to provide what the auditors wanted.
She said if audits were done annually, there would be a better
chance that Tourism staff could answer questions based on personal
knowledge. McMurtrey was asked if annual audits would be more
expensive. She said yes, but not significantly considering the extra
cost that was involved in doing the current audit. She noted that
the audit for the 2013-2014 18-month period was going to cost the
Bureau about $16,000.
She noted that the auditing firm had agreed to allow the Bureau to
pay the audit partially from this fiscal year and partially from the
next fiscal year.
She added that the bureau had saved some money over the past three
months because the Logan County Alliance was not fully staffed. She
said there was no event coordinator, and right now there is no
office assistant. The LCA is instead utilizing an intern at no
charge. This will help make up for the extra cost of the audit.
McMurtrey also shared that for this year, the LCA has decided not to
charge the Tourism Bureau for any portion of the President/CEO
salary, which will save the bureau several thousand dollars this
Keller asked about the audit request from the city of Lincoln, was
the city still pursuing this. McMurtrey said that she had asked the
city not to start an independent audit until the Bureau audit was
completed. She said it was her understanding that the city would
review the audit by Kerber, Eck, and Braeckel, and then determine if

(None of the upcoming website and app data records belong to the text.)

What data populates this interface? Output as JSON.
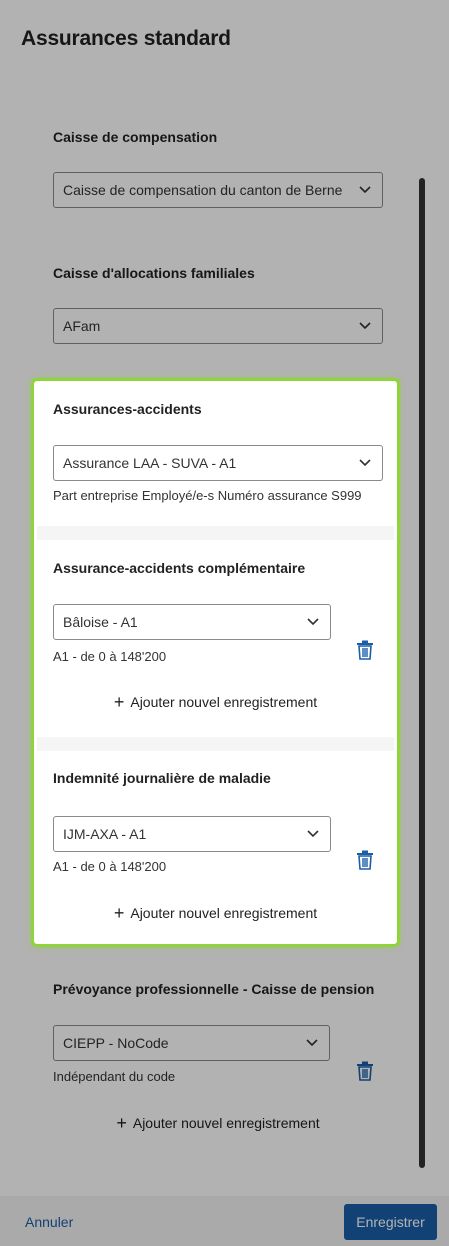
{
  "page": {
    "title": "Assurances standard"
  },
  "sections": {
    "caisse_compensation": {
      "title": "Caisse de compensation",
      "selected": "Caisse de compensation du canton de Berne"
    },
    "allocations_familiales": {
      "title": "Caisse d'allocations familiales",
      "selected": "AFam"
    },
    "accidents": {
      "title": "Assurances-accidents",
      "selected": "Assurance LAA - SUVA - A1",
      "detail": "Part entreprise Employé/e-s Numéro assurance S999"
    },
    "accidents_complementaire": {
      "title": "Assurance-accidents complémentaire",
      "selected": "Bâloise - A1",
      "detail": "A1 - de 0 à 148'200",
      "add_label": "Ajouter nouvel enregistrement"
    },
    "indemnite_maladie": {
      "title": "Indemnité journalière de maladie",
      "selected": "IJM-AXA - A1",
      "detail": "A1 - de 0 à 148'200",
      "add_label": "Ajouter nouvel enregistrement"
    },
    "prevoyance": {
      "title": "Prévoyance professionnelle - Caisse de pension",
      "selected": "CIEPP - NoCode",
      "detail": "Indépendant du code",
      "add_label": "Ajouter nouvel enregistrement"
    }
  },
  "footer": {
    "cancel_label": "Annuler",
    "save_label": "Enregistrer"
  },
  "icons": {
    "chevron": "chevron-down-icon",
    "trash": "trash-icon",
    "plus": "plus-icon"
  },
  "colors": {
    "accent": "#1a5fa8",
    "highlight": "#8fd43c",
    "overlay": "rgba(0,0,0,0.30)"
  }
}
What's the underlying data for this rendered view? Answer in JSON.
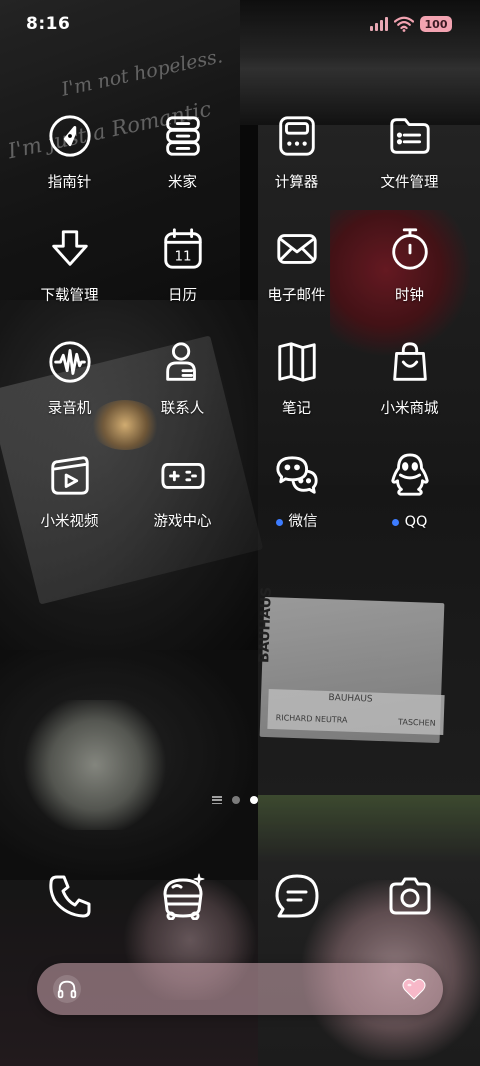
{
  "status_bar": {
    "time": "8:16",
    "battery": "100"
  },
  "apps": [
    {
      "label": "指南针",
      "icon": "compass-icon"
    },
    {
      "label": "米家",
      "icon": "mijia-icon"
    },
    {
      "label": "计算器",
      "icon": "calculator-icon"
    },
    {
      "label": "文件管理",
      "icon": "file-manager-icon"
    },
    {
      "label": "下载管理",
      "icon": "download-icon"
    },
    {
      "label": "日历",
      "icon": "calendar-icon",
      "day": "11"
    },
    {
      "label": "电子邮件",
      "icon": "mail-icon"
    },
    {
      "label": "时钟",
      "icon": "clock-icon"
    },
    {
      "label": "录音机",
      "icon": "recorder-icon"
    },
    {
      "label": "联系人",
      "icon": "contacts-icon"
    },
    {
      "label": "笔记",
      "icon": "notes-icon"
    },
    {
      "label": "小米商城",
      "icon": "mi-store-icon"
    },
    {
      "label": "小米视频",
      "icon": "mi-video-icon"
    },
    {
      "label": "游戏中心",
      "icon": "game-center-icon"
    },
    {
      "label": "微信",
      "icon": "wechat-icon",
      "new_badge": true
    },
    {
      "label": "QQ",
      "icon": "qq-icon",
      "new_badge": true
    }
  ],
  "pager": {
    "pages": 2,
    "current": 2
  },
  "dock": [
    {
      "icon": "phone-icon"
    },
    {
      "icon": "themes-icon"
    },
    {
      "icon": "messages-icon"
    },
    {
      "icon": "camera-icon"
    }
  ],
  "music_widget": {
    "left_icon": "headphones-icon",
    "right_icon": "heart-icon"
  },
  "wallpaper": {
    "texts": [
      "I'm not hopeless.",
      "I'm just a Romantic",
      "BAUHAUS",
      "RICHARD NEUTRA",
      "TASCHEN"
    ]
  },
  "colors": {
    "accent_pink": "#f2a3b1",
    "badge_blue": "#3d7cff"
  }
}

they wanted to move forward with an additional audit.
Parrott confirmed that the city was waiting to see the Bureau
documents. It was discussed that the official audit should be
delivered to the city as quickly as possible after it is received.